(WORK REQUIRED):
Carry over every entry exactly as it appears in the records.

BEGIN RECORD SET

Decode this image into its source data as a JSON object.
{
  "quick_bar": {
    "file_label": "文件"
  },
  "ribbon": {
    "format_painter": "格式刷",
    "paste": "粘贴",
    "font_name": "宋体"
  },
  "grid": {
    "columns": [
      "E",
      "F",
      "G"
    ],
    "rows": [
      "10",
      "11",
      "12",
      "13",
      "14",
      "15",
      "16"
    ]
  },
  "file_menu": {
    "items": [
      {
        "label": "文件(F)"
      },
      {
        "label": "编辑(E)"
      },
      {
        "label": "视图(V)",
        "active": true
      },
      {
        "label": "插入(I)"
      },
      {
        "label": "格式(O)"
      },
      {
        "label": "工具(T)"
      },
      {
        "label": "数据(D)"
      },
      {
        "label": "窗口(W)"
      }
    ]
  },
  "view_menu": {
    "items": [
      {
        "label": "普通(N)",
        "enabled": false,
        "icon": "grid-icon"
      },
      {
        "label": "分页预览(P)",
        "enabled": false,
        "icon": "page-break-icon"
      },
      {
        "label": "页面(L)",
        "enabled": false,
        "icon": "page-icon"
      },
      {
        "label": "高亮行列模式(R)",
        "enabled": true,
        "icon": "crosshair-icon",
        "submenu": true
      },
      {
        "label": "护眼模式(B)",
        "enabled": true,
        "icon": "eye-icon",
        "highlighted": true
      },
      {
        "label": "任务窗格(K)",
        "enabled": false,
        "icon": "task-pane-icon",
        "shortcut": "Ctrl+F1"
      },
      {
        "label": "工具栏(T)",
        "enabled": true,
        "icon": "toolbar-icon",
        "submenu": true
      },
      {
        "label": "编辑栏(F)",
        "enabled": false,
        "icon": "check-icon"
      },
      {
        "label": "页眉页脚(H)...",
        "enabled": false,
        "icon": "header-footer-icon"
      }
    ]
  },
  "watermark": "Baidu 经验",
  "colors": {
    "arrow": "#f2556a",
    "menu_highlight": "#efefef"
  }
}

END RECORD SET

(RESPONSE TO THE TASK):
Decode this image into its source data as a JSON object.
{
  "quick_bar": {
    "file_label": "文件"
  },
  "ribbon": {
    "format_painter": "格式刷",
    "paste": "粘贴",
    "font_name": "宋体"
  },
  "grid": {
    "columns": [
      "E",
      "F",
      "G"
    ],
    "rows": [
      "10",
      "11",
      "12",
      "13",
      "14",
      "15",
      "16"
    ]
  },
  "file_menu": {
    "items": [
      {
        "label": "文件(F)"
      },
      {
        "label": "编辑(E)"
      },
      {
        "label": "视图(V)",
        "active": true
      },
      {
        "label": "插入(I)"
      },
      {
        "label": "格式(O)"
      },
      {
        "label": "工具(T)"
      },
      {
        "label": "数据(D)"
      },
      {
        "label": "窗口(W)"
      }
    ]
  },
  "view_menu": {
    "items": [
      {
        "label": "普通(N)",
        "enabled": false,
        "icon": "grid-icon"
      },
      {
        "label": "分页预览(P)",
        "enabled": false,
        "icon": "page-break-icon"
      },
      {
        "label": "页面(L)",
        "enabled": false,
        "icon": "page-icon"
      },
      {
        "label": "高亮行列模式(R)",
        "enabled": true,
        "icon": "crosshair-icon",
        "submenu": true
      },
      {
        "label": "护眼模式(B)",
        "enabled": true,
        "icon": "eye-icon",
        "highlighted": true
      },
      {
        "label": "任务窗格(K)",
        "enabled": false,
        "icon": "task-pane-icon",
        "shortcut": "Ctrl+F1"
      },
      {
        "label": "工具栏(T)",
        "enabled": true,
        "icon": "toolbar-icon",
        "submenu": true
      },
      {
        "label": "编辑栏(F)",
        "enabled": false,
        "icon": "check-icon"
      },
      {
        "label": "页眉页脚(H)...",
        "enabled": false,
        "icon": "header-footer-icon"
      }
    ]
  },
  "watermark": "Baidu 经验",
  "colors": {
    "arrow": "#f2556a",
    "menu_highlight": "#efefef"
  }
}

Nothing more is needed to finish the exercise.